Locate every line in the records below that contains the word "sandwich", and copy each one.
-=-=-
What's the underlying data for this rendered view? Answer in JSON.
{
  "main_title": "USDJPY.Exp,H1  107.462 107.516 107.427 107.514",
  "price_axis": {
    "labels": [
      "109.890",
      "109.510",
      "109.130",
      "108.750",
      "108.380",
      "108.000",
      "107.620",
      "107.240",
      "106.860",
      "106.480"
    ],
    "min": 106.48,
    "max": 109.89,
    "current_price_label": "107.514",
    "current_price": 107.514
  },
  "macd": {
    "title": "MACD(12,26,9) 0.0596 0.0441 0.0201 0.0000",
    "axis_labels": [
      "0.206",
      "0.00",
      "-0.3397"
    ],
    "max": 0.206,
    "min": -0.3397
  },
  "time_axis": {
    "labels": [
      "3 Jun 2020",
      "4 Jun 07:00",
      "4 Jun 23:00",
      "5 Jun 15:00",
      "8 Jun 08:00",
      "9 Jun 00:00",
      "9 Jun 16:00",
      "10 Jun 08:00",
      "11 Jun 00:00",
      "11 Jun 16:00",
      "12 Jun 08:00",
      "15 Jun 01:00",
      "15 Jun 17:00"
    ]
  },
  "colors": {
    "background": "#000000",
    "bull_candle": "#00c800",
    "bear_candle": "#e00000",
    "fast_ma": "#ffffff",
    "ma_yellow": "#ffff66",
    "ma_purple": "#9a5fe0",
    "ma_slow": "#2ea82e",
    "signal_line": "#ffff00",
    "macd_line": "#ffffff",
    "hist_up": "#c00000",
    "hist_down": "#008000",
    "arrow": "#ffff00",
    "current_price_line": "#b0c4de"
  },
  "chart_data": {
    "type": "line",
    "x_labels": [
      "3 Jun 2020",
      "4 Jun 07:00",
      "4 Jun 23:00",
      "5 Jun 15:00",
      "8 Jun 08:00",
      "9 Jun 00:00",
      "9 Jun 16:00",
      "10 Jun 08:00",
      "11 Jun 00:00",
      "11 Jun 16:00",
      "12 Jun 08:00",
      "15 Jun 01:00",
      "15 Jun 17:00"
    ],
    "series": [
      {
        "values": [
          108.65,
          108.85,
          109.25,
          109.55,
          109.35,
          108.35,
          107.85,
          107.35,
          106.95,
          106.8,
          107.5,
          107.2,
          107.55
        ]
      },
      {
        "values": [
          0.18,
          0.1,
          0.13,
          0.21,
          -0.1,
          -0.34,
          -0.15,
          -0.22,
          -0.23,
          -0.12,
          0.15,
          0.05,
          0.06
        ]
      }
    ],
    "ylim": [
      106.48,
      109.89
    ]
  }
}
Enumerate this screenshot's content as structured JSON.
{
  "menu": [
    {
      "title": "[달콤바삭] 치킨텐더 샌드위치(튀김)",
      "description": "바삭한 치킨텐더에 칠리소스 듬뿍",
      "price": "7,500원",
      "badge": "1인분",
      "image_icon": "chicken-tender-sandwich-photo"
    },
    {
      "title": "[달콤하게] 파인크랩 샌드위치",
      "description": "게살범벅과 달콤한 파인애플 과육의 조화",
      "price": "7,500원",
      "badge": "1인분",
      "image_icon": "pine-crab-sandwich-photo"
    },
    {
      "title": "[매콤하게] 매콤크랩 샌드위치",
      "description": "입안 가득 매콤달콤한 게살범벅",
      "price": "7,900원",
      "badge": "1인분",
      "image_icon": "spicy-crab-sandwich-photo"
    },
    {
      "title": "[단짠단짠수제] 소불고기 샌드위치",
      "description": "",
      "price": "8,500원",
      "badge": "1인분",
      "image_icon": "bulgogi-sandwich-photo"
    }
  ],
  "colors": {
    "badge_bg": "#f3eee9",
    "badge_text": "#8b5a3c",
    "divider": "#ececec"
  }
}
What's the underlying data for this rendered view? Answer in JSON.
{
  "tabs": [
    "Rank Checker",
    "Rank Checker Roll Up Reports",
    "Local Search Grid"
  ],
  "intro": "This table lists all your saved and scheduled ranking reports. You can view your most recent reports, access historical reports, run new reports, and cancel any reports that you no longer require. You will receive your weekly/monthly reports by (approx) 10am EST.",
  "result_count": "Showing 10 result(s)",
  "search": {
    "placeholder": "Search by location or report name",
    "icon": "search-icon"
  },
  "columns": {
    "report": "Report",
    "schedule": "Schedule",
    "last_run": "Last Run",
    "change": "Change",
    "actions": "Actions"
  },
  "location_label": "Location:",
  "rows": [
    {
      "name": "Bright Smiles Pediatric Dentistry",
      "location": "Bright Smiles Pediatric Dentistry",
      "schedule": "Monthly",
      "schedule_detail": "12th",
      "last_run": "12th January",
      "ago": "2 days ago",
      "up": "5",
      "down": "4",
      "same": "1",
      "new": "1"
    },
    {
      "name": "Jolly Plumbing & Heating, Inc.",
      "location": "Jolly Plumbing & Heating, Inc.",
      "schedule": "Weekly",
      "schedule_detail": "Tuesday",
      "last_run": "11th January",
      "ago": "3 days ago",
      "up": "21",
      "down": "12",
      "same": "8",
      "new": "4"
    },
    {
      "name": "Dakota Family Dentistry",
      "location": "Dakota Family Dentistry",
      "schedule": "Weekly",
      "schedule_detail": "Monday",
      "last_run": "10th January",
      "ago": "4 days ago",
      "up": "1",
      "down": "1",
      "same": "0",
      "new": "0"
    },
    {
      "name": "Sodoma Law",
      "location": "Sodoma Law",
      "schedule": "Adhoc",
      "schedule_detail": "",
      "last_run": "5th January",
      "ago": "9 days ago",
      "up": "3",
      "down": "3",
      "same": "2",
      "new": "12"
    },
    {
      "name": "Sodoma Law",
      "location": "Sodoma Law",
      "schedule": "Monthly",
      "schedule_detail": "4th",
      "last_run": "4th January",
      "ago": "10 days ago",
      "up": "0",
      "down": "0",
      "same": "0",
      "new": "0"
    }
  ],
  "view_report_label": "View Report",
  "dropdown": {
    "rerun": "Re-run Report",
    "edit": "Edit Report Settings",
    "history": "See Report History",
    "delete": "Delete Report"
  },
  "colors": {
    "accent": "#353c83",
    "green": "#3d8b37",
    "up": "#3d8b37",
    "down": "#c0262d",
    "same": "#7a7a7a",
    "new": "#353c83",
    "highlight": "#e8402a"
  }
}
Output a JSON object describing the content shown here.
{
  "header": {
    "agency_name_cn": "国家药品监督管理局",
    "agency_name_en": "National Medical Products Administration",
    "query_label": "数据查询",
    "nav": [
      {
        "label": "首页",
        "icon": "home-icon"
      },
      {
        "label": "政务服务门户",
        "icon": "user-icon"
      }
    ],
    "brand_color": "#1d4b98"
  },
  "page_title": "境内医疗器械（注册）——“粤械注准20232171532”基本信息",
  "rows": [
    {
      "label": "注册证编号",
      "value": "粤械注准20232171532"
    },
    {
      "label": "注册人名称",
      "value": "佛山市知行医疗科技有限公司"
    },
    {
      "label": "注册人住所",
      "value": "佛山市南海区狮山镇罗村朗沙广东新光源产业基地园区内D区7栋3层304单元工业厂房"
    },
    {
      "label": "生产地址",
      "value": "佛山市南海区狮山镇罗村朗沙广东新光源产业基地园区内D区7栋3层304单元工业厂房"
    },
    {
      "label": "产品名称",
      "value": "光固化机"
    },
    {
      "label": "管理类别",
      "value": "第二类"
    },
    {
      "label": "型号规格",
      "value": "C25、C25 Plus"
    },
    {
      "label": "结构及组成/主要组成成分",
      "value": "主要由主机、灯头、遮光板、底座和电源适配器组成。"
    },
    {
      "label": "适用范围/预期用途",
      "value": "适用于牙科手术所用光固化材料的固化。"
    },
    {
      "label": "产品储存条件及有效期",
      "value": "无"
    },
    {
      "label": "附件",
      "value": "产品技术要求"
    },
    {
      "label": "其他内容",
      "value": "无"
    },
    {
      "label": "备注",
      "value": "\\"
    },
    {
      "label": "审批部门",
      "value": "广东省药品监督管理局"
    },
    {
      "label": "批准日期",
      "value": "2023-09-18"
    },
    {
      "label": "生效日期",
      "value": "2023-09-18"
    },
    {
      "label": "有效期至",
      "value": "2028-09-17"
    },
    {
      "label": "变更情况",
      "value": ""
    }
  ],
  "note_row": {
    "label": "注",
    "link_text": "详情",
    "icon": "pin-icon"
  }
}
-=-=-
→ **Your response**:
      "image_icon": "chicken-tender-sandwich-photo"
      "image_icon": "pine-crab-sandwich-photo"
      "image_icon": "spicy-crab-sandwich-photo"
      "image_icon": "bulgogi-sandwich-photo"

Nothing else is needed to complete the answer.